ACTIVITY: Search the data for the string "thumbnail", and report each line where it is found.

SUPPLIED ENTRIES:
****************************************
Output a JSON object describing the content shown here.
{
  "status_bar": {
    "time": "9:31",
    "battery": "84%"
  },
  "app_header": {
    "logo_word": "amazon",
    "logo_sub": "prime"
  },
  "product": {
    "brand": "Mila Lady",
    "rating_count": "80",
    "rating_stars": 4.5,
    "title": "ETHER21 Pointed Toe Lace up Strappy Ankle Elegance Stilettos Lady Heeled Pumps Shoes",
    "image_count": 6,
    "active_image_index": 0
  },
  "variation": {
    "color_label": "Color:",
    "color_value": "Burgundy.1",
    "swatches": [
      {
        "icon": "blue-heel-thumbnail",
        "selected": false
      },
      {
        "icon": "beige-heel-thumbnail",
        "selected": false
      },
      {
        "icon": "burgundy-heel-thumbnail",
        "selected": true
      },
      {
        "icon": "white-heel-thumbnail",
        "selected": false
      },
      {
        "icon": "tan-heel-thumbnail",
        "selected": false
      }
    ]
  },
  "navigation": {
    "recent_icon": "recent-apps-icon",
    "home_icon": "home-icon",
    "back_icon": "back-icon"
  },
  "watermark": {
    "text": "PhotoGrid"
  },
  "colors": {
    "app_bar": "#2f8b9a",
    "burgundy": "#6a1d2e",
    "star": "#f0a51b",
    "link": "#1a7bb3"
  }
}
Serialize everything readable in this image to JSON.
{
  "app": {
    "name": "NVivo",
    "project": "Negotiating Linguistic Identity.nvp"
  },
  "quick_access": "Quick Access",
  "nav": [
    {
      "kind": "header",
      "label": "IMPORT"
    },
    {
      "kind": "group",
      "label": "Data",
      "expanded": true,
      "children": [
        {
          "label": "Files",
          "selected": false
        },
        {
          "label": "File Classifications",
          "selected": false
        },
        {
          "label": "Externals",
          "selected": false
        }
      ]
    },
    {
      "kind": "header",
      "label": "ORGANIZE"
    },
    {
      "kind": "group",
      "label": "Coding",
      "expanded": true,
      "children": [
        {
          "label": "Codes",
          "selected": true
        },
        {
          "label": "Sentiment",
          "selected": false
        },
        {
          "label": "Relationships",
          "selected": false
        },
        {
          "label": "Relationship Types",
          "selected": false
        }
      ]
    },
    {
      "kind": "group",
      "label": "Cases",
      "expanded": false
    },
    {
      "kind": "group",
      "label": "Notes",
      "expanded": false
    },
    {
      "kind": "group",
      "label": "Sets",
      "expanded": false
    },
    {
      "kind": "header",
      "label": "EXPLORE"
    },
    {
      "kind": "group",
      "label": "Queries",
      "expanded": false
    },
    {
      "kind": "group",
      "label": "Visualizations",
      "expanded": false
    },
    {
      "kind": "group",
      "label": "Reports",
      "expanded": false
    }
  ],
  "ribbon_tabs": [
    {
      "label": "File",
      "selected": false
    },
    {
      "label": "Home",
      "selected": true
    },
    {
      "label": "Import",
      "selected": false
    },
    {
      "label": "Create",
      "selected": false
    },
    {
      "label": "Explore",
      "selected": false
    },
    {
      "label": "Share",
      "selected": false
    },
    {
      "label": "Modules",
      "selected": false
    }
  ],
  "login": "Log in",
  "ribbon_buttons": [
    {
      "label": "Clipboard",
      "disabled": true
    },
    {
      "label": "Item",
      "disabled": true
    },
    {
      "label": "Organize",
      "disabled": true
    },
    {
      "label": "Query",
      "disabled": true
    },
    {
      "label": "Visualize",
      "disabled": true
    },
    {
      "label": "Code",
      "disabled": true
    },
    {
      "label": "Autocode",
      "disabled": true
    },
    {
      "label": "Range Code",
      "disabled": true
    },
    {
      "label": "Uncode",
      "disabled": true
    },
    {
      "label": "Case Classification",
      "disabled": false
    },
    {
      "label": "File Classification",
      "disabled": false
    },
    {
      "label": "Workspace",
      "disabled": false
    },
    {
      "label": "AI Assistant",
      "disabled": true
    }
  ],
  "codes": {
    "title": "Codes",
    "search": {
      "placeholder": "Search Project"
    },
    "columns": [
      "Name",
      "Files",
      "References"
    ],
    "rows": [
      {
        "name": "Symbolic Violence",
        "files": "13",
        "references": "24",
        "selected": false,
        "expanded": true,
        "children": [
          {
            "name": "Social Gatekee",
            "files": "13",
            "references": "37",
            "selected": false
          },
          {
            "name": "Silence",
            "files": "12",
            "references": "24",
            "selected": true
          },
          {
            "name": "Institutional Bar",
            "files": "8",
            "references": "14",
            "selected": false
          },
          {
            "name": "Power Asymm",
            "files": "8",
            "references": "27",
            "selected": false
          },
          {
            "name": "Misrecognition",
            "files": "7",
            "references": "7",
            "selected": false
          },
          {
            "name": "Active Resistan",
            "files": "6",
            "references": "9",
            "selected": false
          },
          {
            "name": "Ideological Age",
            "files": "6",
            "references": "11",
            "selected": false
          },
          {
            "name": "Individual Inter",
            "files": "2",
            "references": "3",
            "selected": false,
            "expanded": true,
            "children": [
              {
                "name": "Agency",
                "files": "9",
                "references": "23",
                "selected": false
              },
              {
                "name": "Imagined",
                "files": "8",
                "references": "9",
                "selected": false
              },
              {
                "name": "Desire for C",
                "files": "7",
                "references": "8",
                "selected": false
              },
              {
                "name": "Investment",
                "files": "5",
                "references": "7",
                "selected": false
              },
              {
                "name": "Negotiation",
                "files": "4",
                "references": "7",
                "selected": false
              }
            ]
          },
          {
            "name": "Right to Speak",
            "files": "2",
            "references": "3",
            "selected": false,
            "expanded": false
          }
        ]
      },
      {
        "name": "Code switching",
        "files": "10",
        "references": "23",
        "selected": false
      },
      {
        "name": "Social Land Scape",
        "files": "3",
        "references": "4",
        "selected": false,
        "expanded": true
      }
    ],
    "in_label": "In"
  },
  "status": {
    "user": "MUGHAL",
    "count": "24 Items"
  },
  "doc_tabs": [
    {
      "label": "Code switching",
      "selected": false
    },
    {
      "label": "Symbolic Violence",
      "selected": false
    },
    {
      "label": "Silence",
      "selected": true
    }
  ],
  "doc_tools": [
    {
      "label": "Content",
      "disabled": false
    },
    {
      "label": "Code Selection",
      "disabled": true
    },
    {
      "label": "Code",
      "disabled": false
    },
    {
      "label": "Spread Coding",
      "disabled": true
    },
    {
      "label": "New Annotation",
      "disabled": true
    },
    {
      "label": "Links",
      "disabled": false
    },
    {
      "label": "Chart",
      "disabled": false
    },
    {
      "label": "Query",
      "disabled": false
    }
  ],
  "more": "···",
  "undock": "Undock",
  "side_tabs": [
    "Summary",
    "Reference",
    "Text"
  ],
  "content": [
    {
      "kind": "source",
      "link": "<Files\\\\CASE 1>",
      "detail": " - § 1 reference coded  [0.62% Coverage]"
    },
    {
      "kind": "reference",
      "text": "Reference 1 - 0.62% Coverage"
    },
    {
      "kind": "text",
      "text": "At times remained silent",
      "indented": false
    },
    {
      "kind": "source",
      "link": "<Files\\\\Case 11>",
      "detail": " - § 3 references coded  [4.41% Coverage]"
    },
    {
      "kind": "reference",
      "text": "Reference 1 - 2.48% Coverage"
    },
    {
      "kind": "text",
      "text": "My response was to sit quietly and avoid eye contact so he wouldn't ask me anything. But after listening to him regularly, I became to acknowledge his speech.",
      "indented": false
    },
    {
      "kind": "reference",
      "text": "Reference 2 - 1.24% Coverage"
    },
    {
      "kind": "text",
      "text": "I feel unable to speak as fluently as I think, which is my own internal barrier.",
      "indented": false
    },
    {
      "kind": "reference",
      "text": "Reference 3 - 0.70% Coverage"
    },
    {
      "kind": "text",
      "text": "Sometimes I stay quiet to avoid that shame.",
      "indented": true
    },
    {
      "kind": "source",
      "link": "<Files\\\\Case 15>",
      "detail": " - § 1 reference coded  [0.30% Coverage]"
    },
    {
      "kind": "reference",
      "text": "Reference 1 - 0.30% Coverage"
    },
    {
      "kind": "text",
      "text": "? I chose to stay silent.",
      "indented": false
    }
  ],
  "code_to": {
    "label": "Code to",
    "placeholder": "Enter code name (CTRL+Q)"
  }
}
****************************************
ANSWER BELOW:
        "icon": "blue-heel-thumbnail",
        "icon": "beige-heel-thumbnail",
        "icon": "burgundy-heel-thumbnail",
        "icon": "white-heel-thumbnail",
        "icon": "tan-heel-thumbnail",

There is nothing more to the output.